→ DIRECTIONS: Copy out all of the records, exactly as they appear.

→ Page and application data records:
::::
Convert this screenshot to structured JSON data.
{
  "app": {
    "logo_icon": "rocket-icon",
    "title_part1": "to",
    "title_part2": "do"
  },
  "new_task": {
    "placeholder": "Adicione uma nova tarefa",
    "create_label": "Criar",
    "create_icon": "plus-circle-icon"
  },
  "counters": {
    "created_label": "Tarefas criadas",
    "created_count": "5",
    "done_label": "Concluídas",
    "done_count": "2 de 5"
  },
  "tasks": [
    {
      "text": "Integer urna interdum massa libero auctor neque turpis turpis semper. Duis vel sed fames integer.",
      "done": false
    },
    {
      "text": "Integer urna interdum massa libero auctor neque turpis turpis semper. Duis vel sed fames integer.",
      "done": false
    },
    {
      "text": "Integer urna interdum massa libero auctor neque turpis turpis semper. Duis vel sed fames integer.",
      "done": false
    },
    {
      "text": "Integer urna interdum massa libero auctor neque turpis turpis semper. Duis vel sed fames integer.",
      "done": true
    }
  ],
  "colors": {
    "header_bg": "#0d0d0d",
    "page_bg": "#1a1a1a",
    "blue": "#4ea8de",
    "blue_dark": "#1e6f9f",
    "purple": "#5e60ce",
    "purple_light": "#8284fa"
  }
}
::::
→ SOLUTION TO THIS EXERCISE:
Convert this screenshot to structured JSON data.
{
  "app": {
    "logo_icon": "rocket-icon",
    "title_part1": "to",
    "title_part2": "do"
  },
  "new_task": {
    "placeholder": "Adicione uma nova tarefa",
    "create_label": "Criar",
    "create_icon": "plus-circle-icon"
  },
  "counters": {
    "created_label": "Tarefas criadas",
    "created_count": "5",
    "done_label": "Concluídas",
    "done_count": "2 de 5"
  },
  "tasks": [
    {
      "text": "Integer urna interdum massa libero auctor neque turpis turpis semper. Duis vel sed fames integer.",
      "done": false
    },
    {
      "text": "Integer urna interdum massa libero auctor neque turpis turpis semper. Duis vel sed fames integer.",
      "done": false
    },
    {
      "text": "Integer urna interdum massa libero auctor neque turpis turpis semper. Duis vel sed fames integer.",
      "done": false
    },
    {
      "text": "Integer urna interdum massa libero auctor neque turpis turpis semper. Duis vel sed fames integer.",
      "done": true
    }
  ],
  "colors": {
    "header_bg": "#0d0d0d",
    "page_bg": "#1a1a1a",
    "blue": "#4ea8de",
    "blue_dark": "#1e6f9f",
    "purple": "#5e60ce",
    "purple_light": "#8284fa"
  }
}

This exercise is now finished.